When the word "odootools" shows up in a line of the records below, copy that line.
________________________________________
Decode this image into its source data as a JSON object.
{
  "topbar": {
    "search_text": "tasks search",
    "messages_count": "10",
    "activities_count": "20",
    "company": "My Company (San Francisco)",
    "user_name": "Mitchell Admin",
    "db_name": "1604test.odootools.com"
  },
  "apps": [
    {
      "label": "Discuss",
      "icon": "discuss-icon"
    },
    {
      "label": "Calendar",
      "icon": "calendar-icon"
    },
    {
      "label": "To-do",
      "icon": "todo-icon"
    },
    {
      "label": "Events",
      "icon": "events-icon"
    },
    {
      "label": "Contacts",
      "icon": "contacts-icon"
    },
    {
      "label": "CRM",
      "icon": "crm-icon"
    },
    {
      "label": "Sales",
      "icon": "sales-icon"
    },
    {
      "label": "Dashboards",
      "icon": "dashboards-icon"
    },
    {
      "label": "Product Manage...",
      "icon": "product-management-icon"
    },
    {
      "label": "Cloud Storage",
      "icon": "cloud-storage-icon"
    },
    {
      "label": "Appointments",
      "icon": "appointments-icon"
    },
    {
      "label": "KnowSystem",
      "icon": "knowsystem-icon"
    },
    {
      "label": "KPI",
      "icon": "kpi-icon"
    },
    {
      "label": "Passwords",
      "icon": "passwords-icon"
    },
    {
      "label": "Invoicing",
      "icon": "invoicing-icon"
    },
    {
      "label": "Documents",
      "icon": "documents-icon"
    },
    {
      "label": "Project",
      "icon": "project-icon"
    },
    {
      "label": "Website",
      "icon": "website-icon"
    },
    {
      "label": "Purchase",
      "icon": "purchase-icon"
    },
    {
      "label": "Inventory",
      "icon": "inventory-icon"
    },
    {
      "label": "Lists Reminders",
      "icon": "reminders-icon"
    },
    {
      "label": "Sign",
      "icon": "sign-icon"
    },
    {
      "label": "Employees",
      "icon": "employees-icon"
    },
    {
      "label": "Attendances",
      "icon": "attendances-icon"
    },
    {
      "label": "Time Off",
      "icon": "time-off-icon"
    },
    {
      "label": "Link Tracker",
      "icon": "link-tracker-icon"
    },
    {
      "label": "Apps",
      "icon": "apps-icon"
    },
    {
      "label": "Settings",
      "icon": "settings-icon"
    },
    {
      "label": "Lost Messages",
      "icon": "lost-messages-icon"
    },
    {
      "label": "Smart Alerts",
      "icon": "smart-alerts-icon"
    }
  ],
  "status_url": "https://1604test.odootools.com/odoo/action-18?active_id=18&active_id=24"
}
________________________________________
### WRITTEN RESPONSE
    "db_name": "1604test.odootools.com"
  "status_url": "https://1604test.odootools.com/odoo/action-18?active_id=18&active_id=24"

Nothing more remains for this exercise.